**INFORMATION**.
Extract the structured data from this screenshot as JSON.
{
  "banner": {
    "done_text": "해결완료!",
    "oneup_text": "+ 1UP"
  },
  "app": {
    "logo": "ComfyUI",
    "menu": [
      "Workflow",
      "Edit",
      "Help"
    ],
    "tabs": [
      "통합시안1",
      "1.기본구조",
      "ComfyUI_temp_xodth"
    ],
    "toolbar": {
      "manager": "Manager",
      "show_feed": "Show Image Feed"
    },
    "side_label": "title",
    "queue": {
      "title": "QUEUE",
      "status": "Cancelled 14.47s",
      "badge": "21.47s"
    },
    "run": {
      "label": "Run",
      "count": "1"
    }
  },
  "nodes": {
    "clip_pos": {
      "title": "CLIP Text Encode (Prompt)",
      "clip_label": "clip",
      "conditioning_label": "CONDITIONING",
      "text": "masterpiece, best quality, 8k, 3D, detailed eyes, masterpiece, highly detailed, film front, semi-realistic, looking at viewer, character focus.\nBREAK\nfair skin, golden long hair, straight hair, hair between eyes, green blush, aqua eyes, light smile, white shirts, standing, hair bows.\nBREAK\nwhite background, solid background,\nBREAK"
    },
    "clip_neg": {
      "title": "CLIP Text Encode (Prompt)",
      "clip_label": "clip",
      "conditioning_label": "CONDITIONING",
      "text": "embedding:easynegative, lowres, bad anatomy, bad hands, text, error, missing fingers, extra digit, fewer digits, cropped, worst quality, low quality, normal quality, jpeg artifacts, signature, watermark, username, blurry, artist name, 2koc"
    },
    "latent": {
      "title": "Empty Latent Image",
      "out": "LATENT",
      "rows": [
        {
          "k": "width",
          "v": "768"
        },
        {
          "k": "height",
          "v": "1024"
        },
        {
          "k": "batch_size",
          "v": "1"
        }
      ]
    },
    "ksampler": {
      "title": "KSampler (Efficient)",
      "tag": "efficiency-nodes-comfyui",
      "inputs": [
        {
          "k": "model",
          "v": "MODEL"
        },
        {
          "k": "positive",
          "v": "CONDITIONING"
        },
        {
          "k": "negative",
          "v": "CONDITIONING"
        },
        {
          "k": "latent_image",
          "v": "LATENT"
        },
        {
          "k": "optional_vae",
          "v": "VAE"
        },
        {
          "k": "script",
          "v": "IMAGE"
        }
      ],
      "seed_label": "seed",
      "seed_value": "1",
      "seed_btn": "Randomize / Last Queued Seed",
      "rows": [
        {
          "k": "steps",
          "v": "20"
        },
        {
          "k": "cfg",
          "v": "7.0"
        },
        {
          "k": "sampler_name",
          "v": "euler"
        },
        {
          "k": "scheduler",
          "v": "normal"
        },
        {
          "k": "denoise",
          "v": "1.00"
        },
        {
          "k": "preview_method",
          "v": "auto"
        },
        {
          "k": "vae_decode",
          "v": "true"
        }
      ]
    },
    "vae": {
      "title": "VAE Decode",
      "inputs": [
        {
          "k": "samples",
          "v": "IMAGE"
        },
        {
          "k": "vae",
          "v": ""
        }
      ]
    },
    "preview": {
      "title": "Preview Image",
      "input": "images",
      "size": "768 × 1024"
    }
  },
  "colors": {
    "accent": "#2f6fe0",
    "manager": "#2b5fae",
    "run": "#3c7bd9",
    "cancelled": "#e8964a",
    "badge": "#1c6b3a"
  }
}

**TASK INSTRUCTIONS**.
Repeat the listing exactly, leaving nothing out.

**TASK OUTPUT**.
Extract the structured data from this screenshot as JSON.
{
  "banner": {
    "done_text": "해결완료!",
    "oneup_text": "+ 1UP"
  },
  "app": {
    "logo": "ComfyUI",
    "menu": [
      "Workflow",
      "Edit",
      "Help"
    ],
    "tabs": [
      "통합시안1",
      "1.기본구조",
      "ComfyUI_temp_xodth"
    ],
    "toolbar": {
      "manager": "Manager",
      "show_feed": "Show Image Feed"
    },
    "side_label": "title",
    "queue": {
      "title": "QUEUE",
      "status": "Cancelled 14.47s",
      "badge": "21.47s"
    },
    "run": {
      "label": "Run",
      "count": "1"
    }
  },
  "nodes": {
    "clip_pos": {
      "title": "CLIP Text Encode (Prompt)",
      "clip_label": "clip",
      "conditioning_label": "CONDITIONING",
      "text": "masterpiece, best quality, 8k, 3D, detailed eyes, masterpiece, highly detailed, film front, semi-realistic, looking at viewer, character focus.\nBREAK\nfair skin, golden long hair, straight hair, hair between eyes, green blush, aqua eyes, light smile, white shirts, standing, hair bows.\nBREAK\nwhite background, solid background,\nBREAK"
    },
    "clip_neg": {
      "title": "CLIP Text Encode (Prompt)",
      "clip_label": "clip",
      "conditioning_label": "CONDITIONING",
      "text": "embedding:easynegative, lowres, bad anatomy, bad hands, text, error, missing fingers, extra digit, fewer digits, cropped, worst quality, low quality, normal quality, jpeg artifacts, signature, watermark, username, blurry, artist name, 2koc"
    },
    "latent": {
      "title": "Empty Latent Image",
      "out": "LATENT",
      "rows": [
        {
          "k": "width",
          "v": "768"
        },
        {
          "k": "height",
          "v": "1024"
        },
        {
          "k": "batch_size",
          "v": "1"
        }
      ]
    },
    "ksampler": {
      "title": "KSampler (Efficient)",
      "tag": "efficiency-nodes-comfyui",
      "inputs": [
        {
          "k": "model",
          "v": "MODEL"
        },
        {
          "k": "positive",
          "v": "CONDITIONING"
        },
        {
          "k": "negative",
          "v": "CONDITIONING"
        },
        {
          "k": "latent_image",
          "v": "LATENT"
        },
        {
          "k": "optional_vae",
          "v": "VAE"
        },
        {
          "k": "script",
          "v": "IMAGE"
        }
      ],
      "seed_label": "seed",
      "seed_value": "1",
      "seed_btn": "Randomize / Last Queued Seed",
      "rows": [
        {
          "k": "steps",
          "v": "20"
        },
        {
          "k": "cfg",
          "v": "7.0"
        },
        {
          "k": "sampler_name",
          "v": "euler"
        },
        {
          "k": "scheduler",
          "v": "normal"
        },
        {
          "k": "denoise",
          "v": "1.00"
        },
        {
          "k": "preview_method",
          "v": "auto"
        },
        {
          "k": "vae_decode",
          "v": "true"
        }
      ]
    },
    "vae": {
      "title": "VAE Decode",
      "inputs": [
        {
          "k": "samples",
          "v": "IMAGE"
        },
        {
          "k": "vae",
          "v": ""
        }
      ]
    },
    "preview": {
      "title": "Preview Image",
      "input": "images",
      "size": "768 × 1024"
    }
  },
  "colors": {
    "accent": "#2f6fe0",
    "manager": "#2b5fae",
    "run": "#3c7bd9",
    "cancelled": "#e8964a",
    "badge": "#1c6b3a"
  }
}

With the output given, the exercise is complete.